Palo Alto should harness its rich legacy as a steward and entrepreneur to strengthen its neighborhoods, support local youth, address the challenges posed by new development and make civic participation more enticing to residents, Mayor Karen Holman proclaimed in her State of the City speech Wednesday night.
Addressing a standing-room-only crowd in the new Mitchell Park Community Center, Holman touched on the many themes of last November's election, in which City Council candidates favoring slow-growth policies won three of the five open council seats.
Holman, who won the most votes before ascending to the mayor's chair in January, used her new visibility to encourage more transparency, promote citizen involvement and foster greater diversity.
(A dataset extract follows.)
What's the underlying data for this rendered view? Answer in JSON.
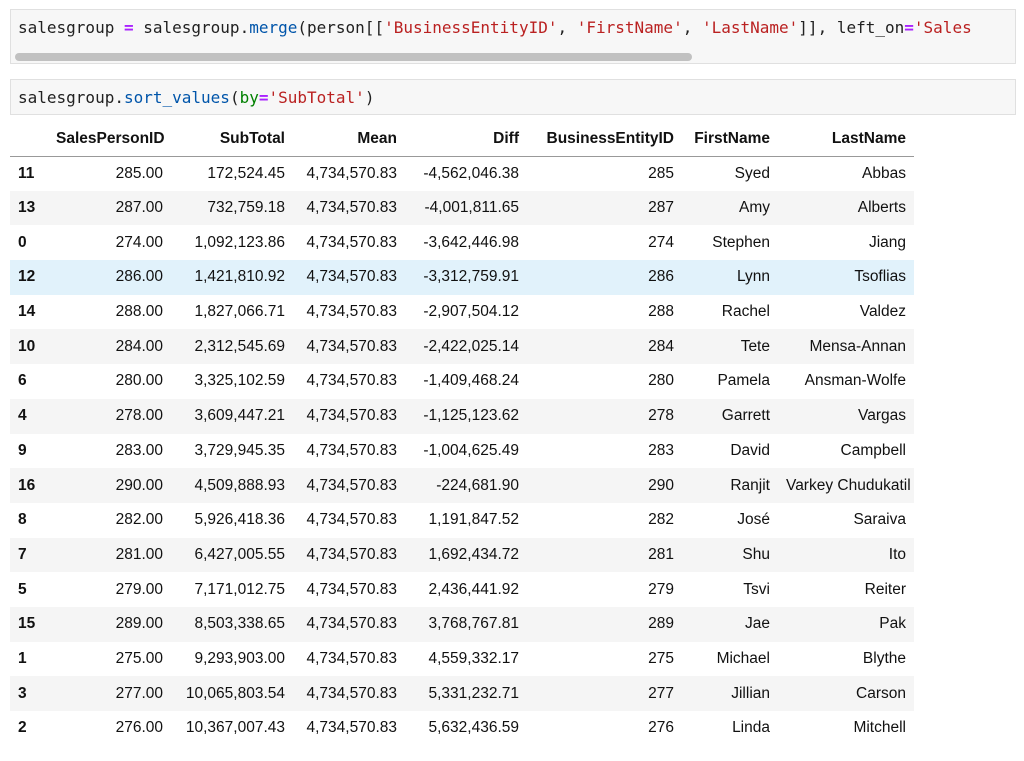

In an address peppered with statistics, philosophical aphorisms and references to Martin Luther King Jr., Steve Jobs, William Shakespeare and the Velveteen Rabbit, Holman laid out the council's plan for addressing some of the city's pressing problems: retail preservation, traffic reduction and more support for the city's disadvantaged population.
She cited the examples of C.D. Marx, a former mayor who led the city's push to establish its own utilities system, and Apple's Jobs in making her case for Palo Alto to be a bastion of both stewardship and innovation.
The city, she said, has "an inheritance and an endowment," and it is "incumbent on us to care for it and manage it."
"Whether it's C.D. Marx, or Steve Jobs, whether the visionary or the pragmatist, the scientist or the artist, they are at home here," Holman said.
Both attributes -- stewardship and entrepreneurialism -- will be needed to address the challenges that will dominate the city's attention in the coming year, she said. These include the rapid pace of commercial development and the replacement of beloved retail establishments with offices. As examples, she pointed to recently departed businesses such as Jungle Copy, Zibbibo, Bargain Box and Avenue Florist.
Since 2008, she said, the city has lost 70,514 square feet of retail space. The city has also added 537,144 square feet of office and research-and-development space since that year, she said.
The city has seen retail space converted to offices and "local businesses leave Palo Alto for Los Altos, Redwood City and Menlo Park," Holman said.
"This is for reasons anticipated and never contemplated," she said. "It's the market forces, and markets work much faster than does government, so it's our job to address this as soon as possible."
She also spoke about the city's ongoing efforts to address parking shortages and traffic congestion. The solutions will come in many forms, including incentives to use public transit and encouraging bicycling to local schools.
"Whether it's Caltrain, transportation-demand management programs, Transportation Management Association, expanding of shuttles, bicycle facilities -- it's going to take everything we have and everything we can conceive of to address these problems. They are the price of success," Holman said.
She also returned to her common theme of improving the city's architectural-review process. Residents, she said, don't think about technical things like density or floor-area-ratio when they look at new buildings. The city's buildings, she said are "the most pronounced, the most long lasting outward expression of who we are." Therefore, the city should evaluate the review process with a goal of providing architecture that enriches our daily experience, Holman said.
"It is a more emotional reaction to how they relate to the building and cityscape ... and a reaction to impacts such as traffic and parking," she said.
Holman also used the half-hour speech to strike a personal and often idealistic tone as she recalled the people who inspired her and urged people to become more involved in their government and volunteer to improve the community.
Referencing civil-rights leader King, Holman told the crowd that "ordinary people can accomplish extraordinary things."
"Find your place," Holman said. "And you do have a place. We all do. We all can make this a better world. Whether it is standing up to someone bullying another or leading marches, it all matters.
"Act as if the world is watching. Because it is," she said.
Watch the State of the City address here.